c. Another generally dependable method of raising revenue that has been largely ignored of late is booking well-known pros for exhibition matches. If, let us say, the pro's fee is $600 and the club sells 1,500 tickets at $2 a head, the club stands to make $2,400 minus taxes, on a pleasurable event.
3. It would appear that the road to stability for most clubs today is to go with the times and become full-fledged country clubs serving all the members of a family—the year round if possible. As for members of clubs which prefer to remain men's golf clubs and the members of "resort colony" clubs with a limited season and membership, well, they simply must expect to pay rather handsomely for their golf. There are no two ways about it.
Oh, yes, there is one other solution which a plush Los Angeles club has tested successfully and which may easily be the most brilliant solution of all: strike oil on your property.
CHUTNEY AND CHIPS
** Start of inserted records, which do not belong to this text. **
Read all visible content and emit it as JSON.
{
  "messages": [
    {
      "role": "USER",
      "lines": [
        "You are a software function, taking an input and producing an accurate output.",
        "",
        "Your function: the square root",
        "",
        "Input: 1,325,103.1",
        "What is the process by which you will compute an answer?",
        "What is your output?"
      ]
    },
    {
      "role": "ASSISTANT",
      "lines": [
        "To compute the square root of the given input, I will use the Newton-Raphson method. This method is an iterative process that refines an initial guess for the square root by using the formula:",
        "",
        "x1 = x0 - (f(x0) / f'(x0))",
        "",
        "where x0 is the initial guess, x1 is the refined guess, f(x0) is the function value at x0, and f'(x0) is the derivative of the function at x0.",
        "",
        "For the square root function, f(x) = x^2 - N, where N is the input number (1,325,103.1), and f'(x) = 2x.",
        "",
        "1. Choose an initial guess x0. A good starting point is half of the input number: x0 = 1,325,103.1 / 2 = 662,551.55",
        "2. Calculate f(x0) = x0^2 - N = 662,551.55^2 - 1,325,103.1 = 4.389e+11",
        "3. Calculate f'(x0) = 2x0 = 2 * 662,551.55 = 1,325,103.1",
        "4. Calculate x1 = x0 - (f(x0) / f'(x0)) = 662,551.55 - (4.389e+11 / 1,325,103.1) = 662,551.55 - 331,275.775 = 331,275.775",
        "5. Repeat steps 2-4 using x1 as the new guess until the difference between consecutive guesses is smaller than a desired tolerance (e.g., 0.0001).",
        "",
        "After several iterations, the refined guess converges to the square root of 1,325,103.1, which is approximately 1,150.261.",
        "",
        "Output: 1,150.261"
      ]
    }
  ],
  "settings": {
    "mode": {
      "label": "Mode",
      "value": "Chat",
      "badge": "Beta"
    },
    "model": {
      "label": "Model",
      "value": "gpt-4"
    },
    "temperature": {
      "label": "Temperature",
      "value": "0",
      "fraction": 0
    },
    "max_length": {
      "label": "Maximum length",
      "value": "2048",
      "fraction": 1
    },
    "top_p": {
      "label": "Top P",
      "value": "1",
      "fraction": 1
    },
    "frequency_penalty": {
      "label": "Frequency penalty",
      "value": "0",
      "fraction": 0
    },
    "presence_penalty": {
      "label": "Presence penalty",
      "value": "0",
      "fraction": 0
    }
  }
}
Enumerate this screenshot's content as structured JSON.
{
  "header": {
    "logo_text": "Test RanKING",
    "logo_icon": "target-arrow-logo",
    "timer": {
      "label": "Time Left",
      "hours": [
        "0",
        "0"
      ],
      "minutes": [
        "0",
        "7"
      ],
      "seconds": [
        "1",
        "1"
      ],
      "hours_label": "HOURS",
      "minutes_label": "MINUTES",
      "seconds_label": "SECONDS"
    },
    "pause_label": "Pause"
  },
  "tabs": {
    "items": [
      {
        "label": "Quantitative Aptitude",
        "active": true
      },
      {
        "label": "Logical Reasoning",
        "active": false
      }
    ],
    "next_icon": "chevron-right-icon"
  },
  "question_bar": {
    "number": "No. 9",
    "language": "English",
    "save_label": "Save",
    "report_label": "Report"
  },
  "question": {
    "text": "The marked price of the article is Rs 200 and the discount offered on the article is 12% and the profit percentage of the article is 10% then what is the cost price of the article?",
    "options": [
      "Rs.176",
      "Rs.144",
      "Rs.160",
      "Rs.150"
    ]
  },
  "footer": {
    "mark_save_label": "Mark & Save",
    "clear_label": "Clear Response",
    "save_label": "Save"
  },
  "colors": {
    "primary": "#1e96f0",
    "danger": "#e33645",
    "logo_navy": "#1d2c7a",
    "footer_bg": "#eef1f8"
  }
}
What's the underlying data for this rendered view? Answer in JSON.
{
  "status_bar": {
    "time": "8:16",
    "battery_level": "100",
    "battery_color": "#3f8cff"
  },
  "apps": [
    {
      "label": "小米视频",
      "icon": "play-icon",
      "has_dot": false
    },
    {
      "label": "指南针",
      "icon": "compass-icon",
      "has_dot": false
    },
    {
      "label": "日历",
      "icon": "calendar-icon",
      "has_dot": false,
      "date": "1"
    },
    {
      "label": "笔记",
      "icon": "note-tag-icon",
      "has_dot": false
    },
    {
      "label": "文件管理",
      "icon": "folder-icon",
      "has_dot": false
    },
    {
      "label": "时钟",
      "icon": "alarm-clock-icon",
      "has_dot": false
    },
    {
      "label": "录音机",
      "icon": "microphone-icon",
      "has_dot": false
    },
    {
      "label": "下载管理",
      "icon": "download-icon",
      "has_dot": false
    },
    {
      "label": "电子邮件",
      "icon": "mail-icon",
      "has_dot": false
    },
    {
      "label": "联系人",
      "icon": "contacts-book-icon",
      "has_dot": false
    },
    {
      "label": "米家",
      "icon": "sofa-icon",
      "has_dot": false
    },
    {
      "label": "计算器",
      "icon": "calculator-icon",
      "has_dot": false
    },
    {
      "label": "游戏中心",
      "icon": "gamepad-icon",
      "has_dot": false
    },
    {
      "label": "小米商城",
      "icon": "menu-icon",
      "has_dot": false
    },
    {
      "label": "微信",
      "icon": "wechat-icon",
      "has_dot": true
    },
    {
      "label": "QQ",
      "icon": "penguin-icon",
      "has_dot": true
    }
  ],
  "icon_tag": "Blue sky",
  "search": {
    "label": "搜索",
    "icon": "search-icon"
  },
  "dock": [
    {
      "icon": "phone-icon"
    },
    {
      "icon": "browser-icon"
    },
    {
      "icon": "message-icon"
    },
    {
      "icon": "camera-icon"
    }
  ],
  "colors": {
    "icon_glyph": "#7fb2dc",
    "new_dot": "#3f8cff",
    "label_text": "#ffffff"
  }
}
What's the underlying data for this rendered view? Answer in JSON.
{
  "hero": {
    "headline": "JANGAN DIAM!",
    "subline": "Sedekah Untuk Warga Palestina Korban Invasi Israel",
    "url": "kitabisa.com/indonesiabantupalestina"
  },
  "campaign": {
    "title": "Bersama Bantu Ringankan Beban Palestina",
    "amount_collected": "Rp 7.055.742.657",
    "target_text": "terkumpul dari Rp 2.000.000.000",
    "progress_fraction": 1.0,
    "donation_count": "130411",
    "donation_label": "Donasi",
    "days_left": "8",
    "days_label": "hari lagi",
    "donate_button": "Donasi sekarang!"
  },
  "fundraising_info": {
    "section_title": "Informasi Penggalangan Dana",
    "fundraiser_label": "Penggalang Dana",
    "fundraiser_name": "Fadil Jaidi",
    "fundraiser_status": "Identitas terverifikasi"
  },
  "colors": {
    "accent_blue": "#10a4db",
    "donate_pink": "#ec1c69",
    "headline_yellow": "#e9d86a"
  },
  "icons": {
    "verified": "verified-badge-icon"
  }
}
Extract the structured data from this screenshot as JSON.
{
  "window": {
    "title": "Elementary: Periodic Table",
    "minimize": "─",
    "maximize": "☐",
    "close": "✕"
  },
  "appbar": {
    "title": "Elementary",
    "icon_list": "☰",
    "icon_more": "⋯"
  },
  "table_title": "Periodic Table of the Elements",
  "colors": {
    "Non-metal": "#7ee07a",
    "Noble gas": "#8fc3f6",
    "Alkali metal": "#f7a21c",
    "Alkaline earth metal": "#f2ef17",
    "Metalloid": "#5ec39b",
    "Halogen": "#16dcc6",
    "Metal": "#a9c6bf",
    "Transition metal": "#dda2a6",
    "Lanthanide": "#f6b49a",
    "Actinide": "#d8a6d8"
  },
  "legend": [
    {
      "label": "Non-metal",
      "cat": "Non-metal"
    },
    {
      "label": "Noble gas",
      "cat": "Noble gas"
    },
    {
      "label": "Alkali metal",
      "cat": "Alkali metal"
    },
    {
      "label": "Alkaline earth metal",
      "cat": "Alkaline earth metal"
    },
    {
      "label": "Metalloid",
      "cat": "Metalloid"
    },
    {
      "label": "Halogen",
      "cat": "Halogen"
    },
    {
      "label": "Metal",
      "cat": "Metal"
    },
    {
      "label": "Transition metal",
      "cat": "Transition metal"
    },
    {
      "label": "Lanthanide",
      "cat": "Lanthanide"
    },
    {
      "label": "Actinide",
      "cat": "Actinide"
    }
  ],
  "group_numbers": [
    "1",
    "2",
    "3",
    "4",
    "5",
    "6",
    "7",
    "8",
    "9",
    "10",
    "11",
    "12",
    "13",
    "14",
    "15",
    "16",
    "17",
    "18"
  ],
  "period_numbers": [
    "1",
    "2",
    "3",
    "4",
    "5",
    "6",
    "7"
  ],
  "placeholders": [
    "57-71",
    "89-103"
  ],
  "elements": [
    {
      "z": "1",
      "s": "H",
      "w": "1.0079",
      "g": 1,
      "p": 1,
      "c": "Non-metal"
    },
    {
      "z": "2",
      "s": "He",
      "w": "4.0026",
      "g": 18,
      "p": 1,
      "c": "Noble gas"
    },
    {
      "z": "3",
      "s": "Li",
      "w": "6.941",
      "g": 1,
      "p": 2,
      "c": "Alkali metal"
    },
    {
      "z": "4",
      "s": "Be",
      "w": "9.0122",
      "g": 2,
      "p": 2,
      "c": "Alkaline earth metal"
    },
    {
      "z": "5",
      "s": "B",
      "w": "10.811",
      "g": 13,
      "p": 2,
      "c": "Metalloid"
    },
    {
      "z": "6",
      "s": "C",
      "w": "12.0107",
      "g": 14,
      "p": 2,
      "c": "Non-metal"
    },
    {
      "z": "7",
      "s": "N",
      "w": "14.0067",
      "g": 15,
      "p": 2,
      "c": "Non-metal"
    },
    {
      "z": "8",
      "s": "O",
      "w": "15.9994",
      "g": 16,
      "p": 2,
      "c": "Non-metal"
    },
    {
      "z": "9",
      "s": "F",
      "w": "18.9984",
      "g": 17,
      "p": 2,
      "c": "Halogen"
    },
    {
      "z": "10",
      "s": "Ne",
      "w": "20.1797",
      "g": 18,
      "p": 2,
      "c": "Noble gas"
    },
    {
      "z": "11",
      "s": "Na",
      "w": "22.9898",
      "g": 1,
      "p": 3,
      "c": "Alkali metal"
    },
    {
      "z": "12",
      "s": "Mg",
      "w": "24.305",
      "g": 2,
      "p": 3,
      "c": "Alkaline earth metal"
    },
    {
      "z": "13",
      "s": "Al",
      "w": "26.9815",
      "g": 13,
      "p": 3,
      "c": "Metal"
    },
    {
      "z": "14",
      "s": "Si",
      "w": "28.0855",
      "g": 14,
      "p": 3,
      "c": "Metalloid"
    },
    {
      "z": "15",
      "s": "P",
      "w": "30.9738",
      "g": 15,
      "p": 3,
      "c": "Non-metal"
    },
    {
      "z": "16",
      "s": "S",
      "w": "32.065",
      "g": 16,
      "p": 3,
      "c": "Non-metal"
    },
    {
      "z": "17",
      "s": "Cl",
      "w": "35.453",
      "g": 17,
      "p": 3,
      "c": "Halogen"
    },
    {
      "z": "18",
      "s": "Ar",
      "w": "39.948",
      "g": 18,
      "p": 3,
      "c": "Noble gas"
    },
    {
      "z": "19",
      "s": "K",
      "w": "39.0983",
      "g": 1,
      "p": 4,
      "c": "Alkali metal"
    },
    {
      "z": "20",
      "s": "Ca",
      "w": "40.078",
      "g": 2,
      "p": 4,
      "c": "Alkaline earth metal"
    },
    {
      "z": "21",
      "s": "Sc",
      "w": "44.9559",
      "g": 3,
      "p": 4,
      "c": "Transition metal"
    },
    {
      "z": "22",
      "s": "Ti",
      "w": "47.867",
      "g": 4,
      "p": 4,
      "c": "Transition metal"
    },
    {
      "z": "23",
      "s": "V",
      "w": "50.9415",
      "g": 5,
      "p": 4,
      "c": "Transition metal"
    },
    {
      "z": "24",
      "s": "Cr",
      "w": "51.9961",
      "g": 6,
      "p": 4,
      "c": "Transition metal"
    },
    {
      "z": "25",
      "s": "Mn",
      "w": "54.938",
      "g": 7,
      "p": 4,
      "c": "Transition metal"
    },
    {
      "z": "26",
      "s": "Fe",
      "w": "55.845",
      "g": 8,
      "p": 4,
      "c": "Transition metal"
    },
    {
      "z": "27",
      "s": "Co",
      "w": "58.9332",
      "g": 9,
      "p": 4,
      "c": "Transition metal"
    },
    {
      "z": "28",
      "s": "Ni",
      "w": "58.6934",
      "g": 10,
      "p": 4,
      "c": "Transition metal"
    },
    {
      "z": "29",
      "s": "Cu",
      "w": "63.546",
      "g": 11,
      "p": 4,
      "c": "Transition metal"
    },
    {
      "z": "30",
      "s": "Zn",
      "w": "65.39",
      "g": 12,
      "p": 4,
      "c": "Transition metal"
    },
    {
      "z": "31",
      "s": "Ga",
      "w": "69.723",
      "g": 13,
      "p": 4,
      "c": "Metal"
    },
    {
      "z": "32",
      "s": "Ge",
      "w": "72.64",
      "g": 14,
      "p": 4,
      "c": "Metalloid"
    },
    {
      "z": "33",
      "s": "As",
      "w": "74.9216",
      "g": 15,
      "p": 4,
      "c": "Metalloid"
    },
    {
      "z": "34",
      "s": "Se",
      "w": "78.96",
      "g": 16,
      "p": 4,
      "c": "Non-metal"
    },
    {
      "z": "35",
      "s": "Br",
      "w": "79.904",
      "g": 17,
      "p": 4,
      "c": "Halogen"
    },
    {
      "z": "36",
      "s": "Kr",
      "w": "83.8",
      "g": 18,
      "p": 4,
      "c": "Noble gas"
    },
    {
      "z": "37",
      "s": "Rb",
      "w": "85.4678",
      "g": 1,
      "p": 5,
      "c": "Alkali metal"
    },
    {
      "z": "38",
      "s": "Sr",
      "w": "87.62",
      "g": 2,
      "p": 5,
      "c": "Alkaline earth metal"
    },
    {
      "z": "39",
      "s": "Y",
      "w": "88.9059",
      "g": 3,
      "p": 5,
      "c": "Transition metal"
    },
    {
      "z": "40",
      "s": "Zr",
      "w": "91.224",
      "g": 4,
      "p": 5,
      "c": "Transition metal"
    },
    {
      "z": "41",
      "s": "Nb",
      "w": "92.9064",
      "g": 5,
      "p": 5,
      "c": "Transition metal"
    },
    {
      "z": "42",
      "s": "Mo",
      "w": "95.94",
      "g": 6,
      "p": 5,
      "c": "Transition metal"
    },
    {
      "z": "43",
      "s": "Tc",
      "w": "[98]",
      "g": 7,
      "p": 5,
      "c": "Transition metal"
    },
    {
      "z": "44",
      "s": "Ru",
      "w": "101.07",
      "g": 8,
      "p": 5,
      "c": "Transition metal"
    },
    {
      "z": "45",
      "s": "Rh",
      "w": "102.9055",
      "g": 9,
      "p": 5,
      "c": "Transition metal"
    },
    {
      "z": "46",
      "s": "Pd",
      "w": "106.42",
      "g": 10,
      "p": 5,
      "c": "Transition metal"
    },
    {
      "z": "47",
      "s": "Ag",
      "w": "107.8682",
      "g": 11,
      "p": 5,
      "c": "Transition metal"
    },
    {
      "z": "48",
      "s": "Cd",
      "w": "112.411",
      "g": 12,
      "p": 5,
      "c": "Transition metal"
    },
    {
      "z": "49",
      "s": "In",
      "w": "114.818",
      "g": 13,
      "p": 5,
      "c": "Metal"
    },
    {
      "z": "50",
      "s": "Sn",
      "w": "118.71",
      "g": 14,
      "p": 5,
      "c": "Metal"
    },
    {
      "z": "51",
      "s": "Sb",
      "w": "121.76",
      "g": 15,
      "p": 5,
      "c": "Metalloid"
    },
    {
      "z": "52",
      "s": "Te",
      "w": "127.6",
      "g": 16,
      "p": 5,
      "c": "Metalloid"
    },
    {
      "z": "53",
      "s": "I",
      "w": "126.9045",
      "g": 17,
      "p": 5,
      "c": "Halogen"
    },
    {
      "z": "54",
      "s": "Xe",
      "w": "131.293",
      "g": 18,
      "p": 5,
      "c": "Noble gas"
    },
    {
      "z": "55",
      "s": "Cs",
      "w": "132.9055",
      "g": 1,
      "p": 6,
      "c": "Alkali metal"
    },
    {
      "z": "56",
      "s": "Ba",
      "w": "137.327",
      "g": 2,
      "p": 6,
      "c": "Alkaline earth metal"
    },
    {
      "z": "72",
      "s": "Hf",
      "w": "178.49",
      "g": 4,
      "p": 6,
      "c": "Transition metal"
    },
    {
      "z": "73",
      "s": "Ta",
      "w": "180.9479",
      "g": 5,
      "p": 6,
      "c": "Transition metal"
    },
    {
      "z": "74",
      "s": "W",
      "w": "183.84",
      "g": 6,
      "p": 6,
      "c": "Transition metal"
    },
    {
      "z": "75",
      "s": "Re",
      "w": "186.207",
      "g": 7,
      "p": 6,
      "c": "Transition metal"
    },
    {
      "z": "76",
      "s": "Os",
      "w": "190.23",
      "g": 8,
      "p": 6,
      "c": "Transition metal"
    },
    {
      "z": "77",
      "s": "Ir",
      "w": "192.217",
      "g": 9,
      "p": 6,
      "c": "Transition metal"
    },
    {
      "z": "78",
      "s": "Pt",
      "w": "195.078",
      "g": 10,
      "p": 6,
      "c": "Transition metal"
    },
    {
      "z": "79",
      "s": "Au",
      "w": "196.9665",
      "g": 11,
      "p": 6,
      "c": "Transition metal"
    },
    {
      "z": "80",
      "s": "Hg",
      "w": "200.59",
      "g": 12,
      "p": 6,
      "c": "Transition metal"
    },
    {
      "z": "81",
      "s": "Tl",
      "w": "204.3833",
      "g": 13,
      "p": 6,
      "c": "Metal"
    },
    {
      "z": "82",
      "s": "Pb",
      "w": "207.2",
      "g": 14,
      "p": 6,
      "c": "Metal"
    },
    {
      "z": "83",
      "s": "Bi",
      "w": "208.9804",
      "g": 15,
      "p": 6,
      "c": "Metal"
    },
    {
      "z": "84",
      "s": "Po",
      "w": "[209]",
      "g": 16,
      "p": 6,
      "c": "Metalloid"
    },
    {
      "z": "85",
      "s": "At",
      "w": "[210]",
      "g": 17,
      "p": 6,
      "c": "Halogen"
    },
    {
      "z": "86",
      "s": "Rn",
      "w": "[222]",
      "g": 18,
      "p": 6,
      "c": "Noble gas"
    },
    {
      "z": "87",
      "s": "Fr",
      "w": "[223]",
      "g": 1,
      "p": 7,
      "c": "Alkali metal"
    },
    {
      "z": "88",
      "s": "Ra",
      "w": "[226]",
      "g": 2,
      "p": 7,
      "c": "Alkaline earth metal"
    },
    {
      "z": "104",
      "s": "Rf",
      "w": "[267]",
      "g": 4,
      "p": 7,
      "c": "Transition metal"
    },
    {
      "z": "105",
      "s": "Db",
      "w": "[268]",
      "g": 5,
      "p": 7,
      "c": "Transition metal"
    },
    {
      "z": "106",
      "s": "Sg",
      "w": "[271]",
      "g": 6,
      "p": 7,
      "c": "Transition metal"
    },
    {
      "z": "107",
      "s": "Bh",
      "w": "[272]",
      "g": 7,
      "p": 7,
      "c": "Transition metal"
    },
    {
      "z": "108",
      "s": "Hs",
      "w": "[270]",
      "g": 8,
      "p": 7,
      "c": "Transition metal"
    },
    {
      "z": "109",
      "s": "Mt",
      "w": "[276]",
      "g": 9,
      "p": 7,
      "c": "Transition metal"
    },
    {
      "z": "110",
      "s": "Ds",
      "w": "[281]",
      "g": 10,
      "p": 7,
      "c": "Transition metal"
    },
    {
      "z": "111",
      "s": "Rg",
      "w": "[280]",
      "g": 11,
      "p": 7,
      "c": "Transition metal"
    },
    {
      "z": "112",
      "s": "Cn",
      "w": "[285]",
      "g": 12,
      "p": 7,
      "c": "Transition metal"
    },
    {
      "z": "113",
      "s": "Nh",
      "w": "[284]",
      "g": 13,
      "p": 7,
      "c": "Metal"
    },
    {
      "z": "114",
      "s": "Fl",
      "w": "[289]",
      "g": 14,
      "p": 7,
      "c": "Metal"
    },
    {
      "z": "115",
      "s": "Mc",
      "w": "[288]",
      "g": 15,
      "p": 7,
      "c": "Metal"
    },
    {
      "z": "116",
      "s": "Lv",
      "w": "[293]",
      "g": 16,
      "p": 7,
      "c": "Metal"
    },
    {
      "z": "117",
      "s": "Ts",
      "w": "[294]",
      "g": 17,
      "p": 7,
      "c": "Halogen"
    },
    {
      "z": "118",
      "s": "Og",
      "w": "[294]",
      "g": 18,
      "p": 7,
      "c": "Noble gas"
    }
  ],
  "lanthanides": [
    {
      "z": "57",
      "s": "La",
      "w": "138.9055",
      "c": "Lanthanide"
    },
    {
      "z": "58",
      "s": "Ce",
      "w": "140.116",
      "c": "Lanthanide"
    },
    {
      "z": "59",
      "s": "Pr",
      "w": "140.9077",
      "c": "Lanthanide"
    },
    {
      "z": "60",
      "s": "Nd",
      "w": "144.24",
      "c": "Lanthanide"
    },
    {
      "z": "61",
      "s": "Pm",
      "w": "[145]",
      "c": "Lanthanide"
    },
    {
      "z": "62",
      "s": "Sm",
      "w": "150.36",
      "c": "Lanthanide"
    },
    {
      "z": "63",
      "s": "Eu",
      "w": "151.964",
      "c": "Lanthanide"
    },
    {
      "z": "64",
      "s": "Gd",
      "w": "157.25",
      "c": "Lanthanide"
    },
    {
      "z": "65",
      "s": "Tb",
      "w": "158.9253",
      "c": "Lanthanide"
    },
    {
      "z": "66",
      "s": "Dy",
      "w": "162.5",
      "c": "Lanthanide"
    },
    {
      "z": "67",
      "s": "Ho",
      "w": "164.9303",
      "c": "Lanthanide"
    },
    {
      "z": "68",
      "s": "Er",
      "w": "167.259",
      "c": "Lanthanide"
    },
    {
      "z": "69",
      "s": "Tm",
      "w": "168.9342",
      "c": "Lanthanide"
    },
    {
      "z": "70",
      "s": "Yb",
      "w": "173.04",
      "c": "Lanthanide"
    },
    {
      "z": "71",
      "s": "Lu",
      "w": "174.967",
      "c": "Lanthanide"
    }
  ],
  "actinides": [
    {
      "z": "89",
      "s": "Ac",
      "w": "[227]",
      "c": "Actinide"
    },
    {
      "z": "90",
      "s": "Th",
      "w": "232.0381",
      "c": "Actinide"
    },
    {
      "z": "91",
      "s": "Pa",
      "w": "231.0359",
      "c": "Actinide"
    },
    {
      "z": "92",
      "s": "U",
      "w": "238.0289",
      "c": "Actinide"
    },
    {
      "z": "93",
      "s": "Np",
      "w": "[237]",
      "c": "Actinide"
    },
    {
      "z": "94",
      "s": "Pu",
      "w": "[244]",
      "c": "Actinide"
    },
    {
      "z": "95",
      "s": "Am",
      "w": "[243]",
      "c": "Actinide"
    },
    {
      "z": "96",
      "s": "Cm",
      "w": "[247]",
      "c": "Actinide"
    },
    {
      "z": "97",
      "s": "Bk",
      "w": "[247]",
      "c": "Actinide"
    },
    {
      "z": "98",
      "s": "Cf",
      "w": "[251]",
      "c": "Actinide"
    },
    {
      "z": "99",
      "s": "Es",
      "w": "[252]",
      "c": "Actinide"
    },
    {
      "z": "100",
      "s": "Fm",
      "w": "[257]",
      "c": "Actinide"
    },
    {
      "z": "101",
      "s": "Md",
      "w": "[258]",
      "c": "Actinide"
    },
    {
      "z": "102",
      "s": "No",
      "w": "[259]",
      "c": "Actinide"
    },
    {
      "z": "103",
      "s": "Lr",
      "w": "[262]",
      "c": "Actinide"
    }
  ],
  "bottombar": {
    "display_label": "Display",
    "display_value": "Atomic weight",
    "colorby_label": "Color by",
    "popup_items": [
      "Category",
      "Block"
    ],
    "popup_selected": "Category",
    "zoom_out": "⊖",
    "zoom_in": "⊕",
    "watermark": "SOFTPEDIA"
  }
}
The exact origin of the Calcutta is not known, but it probably derives from a wagering system devised by British army officers in India to add a little spice to local sports events. As far as American golf goes, a Calcutta pool was first conducted along the eastern seaboard in 1914. Briefly, in a Calcutta the competing players—or in a four-ball event, the competing teams—are auctioned off to the highest bidders. The players with the best chance of winning naturally go for the highest prices. In order to auction off all the competitors, those who are least likely to succeed are often lumped together in a field; if any one of them wins, the holder of the ticket on the field wins the Calcutta. In a $100,000 Calcutta, this might amount to $40,000 since the winner usually receives about 40% of the total pool—the sum of the various amounts paid for the various players. Second place might pay 20%, third and fourth places 10%, with the remaining 20% going in various slices to the club, a charity sometimes and to cover the cost of operating the Calcutta.